→ **What you have to do**:
Report all lines of the data below that hold the word "Total".

Dataset excerpts

────

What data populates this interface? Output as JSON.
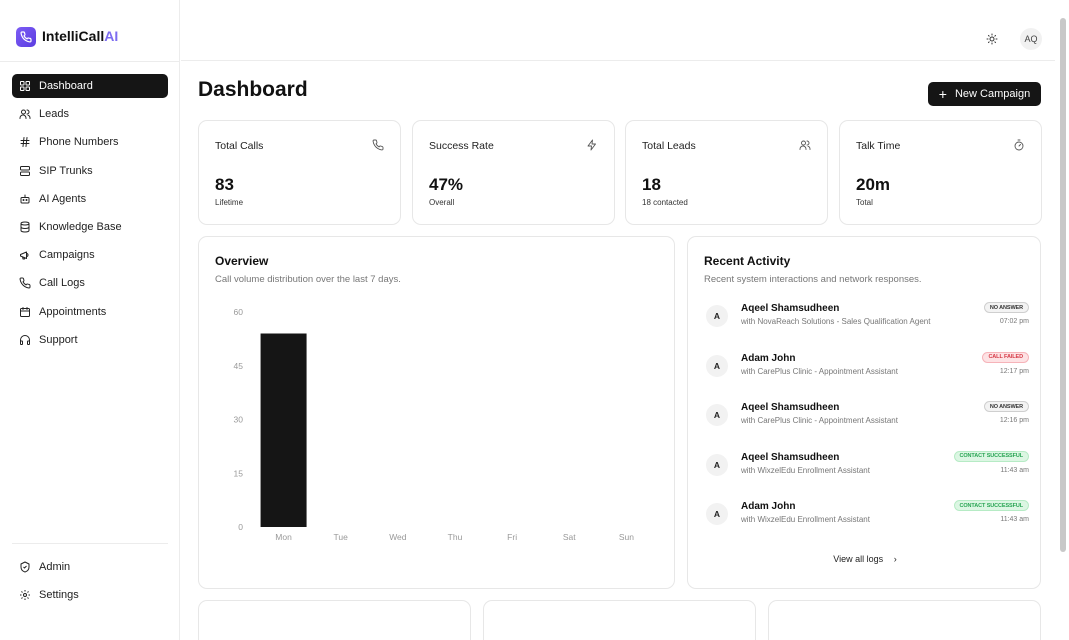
{
  "brand": {
    "name": "IntelliCall",
    "suffix": "AI"
  },
  "nav": {
    "items": [
      {
        "label": "Dashboard",
        "icon": "grid-icon",
        "active": true
      },
      {
        "label": "Leads",
        "icon": "users-icon"
      },
      {
        "label": "Phone Numbers",
        "icon": "hash-icon"
      },
      {
        "label": "SIP Trunks",
        "icon": "server-icon"
      },
      {
        "label": "AI Agents",
        "icon": "bot-icon"
      },
      {
        "label": "Knowledge Base",
        "icon": "database-icon"
      },
      {
        "label": "Campaigns",
        "icon": "megaphone-icon"
      },
      {
        "label": "Call Logs",
        "icon": "phone-icon"
      },
      {
        "label": "Appointments",
        "icon": "calendar-icon"
      },
      {
        "label": "Support",
        "icon": "headphones-icon"
      }
    ],
    "bottom": [
      {
        "label": "Admin",
        "icon": "shield-icon"
      },
      {
        "label": "Settings",
        "icon": "gear-icon"
      }
    ]
  },
  "header": {
    "user_initials": "AQ",
    "theme_icon": "sun-icon"
  },
  "page": {
    "title": "Dashboard",
    "new_campaign_label": "New Campaign"
  },
  "stats": [
    {
      "label": "Total Calls",
      "value": "83",
      "sub": "Lifetime",
      "icon": "phone-icon"
    },
    {
      "label": "Success Rate",
      "value": "47%",
      "sub": "Overall",
      "icon": "zap-icon"
    },
    {
      "label": "Total Leads",
      "value": "18",
      "sub": "18 contacted",
      "icon": "users-icon"
    },
    {
      "label": "Talk Time",
      "value": "20m",
      "sub": "Total",
      "icon": "timer-icon"
    }
  ],
  "overview": {
    "title": "Overview",
    "subtitle": "Call volume distribution over the last 7 days."
  },
  "chart_data": {
    "type": "bar",
    "categories": [
      "Mon",
      "Tue",
      "Wed",
      "Thu",
      "Fri",
      "Sat",
      "Sun"
    ],
    "values": [
      54,
      0,
      0,
      0,
      0,
      0,
      0
    ],
    "yticks": [
      0,
      15,
      30,
      45,
      60
    ],
    "ylim": [
      0,
      60
    ],
    "grid": false,
    "bar_color": "#151515"
  },
  "activity": {
    "title": "Recent Activity",
    "subtitle": "Recent system interactions and network responses.",
    "items": [
      {
        "initial": "A",
        "name": "Aqeel Shamsudheen",
        "desc": "with NovaReach Solutions - Sales Qualification Agent",
        "badge": "NO ANSWER",
        "status": "gray",
        "time": "07:02 pm"
      },
      {
        "initial": "A",
        "name": "Adam John",
        "desc": "with CarePlus Clinic - Appointment Assistant",
        "badge": "CALL FAILED",
        "status": "red",
        "time": "12:17 pm"
      },
      {
        "initial": "A",
        "name": "Aqeel Shamsudheen",
        "desc": "with CarePlus Clinic - Appointment Assistant",
        "badge": "NO ANSWER",
        "status": "gray",
        "time": "12:16 pm"
      },
      {
        "initial": "A",
        "name": "Aqeel Shamsudheen",
        "desc": "with WixzelEdu Enrollment Assistant",
        "badge": "CONTACT SUCCESSFUL",
        "status": "green",
        "time": "11:43 am"
      },
      {
        "initial": "A",
        "name": "Adam John",
        "desc": "with WixzelEdu Enrollment Assistant",
        "badge": "CONTACT SUCCESSFUL",
        "status": "green",
        "time": "11:43 am"
      }
    ],
    "view_all_label": "View all logs"
  }
}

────

→ **Response box**:
      "label": "Total Calls",
      "label": "Total Leads",
      "sub": "Total",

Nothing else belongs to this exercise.